The records below are to be set down again exactly, with the pictures left out.

(Data records for software interfaces)

- - -

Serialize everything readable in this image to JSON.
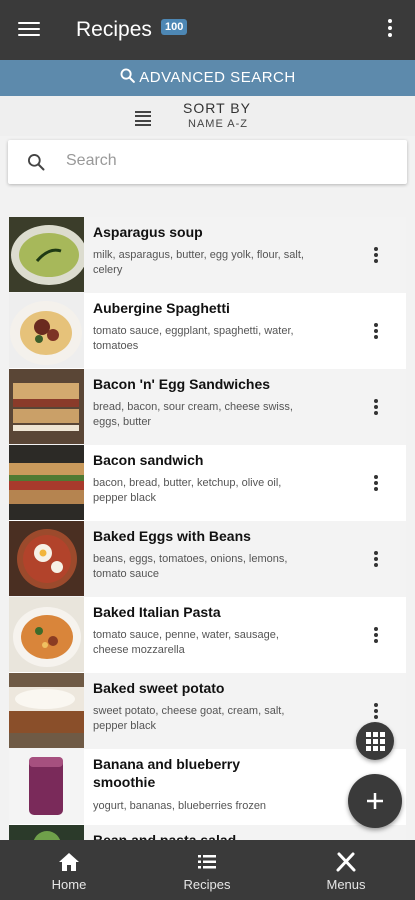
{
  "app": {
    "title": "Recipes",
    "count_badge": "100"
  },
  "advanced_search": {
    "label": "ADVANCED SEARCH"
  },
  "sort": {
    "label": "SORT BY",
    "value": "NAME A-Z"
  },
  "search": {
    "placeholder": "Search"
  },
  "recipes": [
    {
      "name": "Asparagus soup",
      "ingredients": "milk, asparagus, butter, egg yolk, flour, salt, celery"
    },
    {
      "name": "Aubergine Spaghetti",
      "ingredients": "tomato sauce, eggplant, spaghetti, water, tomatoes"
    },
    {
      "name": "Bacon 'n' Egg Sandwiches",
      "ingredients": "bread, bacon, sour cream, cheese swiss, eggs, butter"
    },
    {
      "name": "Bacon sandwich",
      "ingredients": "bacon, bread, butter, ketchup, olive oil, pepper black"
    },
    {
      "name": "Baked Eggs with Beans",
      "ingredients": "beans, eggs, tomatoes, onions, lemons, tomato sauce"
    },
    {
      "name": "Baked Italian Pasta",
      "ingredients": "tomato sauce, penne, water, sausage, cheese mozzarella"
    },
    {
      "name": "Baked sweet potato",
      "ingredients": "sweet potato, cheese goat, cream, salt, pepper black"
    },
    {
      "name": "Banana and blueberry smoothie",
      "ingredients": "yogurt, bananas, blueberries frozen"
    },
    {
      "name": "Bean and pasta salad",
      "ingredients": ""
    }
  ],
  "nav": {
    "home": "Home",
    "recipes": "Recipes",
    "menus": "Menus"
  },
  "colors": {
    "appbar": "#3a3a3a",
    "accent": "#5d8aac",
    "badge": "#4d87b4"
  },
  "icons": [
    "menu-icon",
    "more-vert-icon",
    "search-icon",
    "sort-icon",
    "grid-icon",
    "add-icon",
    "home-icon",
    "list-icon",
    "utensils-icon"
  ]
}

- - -

• Task result:
Serialize everything readable in this image to JSON.
{
  "app": {
    "title": "Recipes",
    "count_badge": "100"
  },
  "advanced_search": {
    "label": "ADVANCED SEARCH"
  },
  "sort": {
    "label": "SORT BY",
    "value": "NAME A-Z"
  },
  "search": {
    "placeholder": "Search"
  },
  "recipes": [
    {
      "name": "Asparagus soup",
      "ingredients": "milk, asparagus, butter, egg yolk, flour, salt, celery"
    },
    {
      "name": "Aubergine Spaghetti",
      "ingredients": "tomato sauce, eggplant, spaghetti, water, tomatoes"
    },
    {
      "name": "Bacon 'n' Egg Sandwiches",
      "ingredients": "bread, bacon, sour cream, cheese swiss, eggs, butter"
    },
    {
      "name": "Bacon sandwich",
      "ingredients": "bacon, bread, butter, ketchup, olive oil, pepper black"
    },
    {
      "name": "Baked Eggs with Beans",
      "ingredients": "beans, eggs, tomatoes, onions, lemons, tomato sauce"
    },
    {
      "name": "Baked Italian Pasta",
      "ingredients": "tomato sauce, penne, water, sausage, cheese mozzarella"
    },
    {
      "name": "Baked sweet potato",
      "ingredients": "sweet potato, cheese goat, cream, salt, pepper black"
    },
    {
      "name": "Banana and blueberry smoothie",
      "ingredients": "yogurt, bananas, blueberries frozen"
    },
    {
      "name": "Bean and pasta salad",
      "ingredients": ""
    }
  ],
  "nav": {
    "home": "Home",
    "recipes": "Recipes",
    "menus": "Menus"
  },
  "colors": {
    "appbar": "#3a3a3a",
    "accent": "#5d8aac",
    "badge": "#4d87b4"
  },
  "icons": [
    "menu-icon",
    "more-vert-icon",
    "search-icon",
    "sort-icon",
    "grid-icon",
    "add-icon",
    "home-icon",
    "list-icon",
    "utensils-icon"
  ]
}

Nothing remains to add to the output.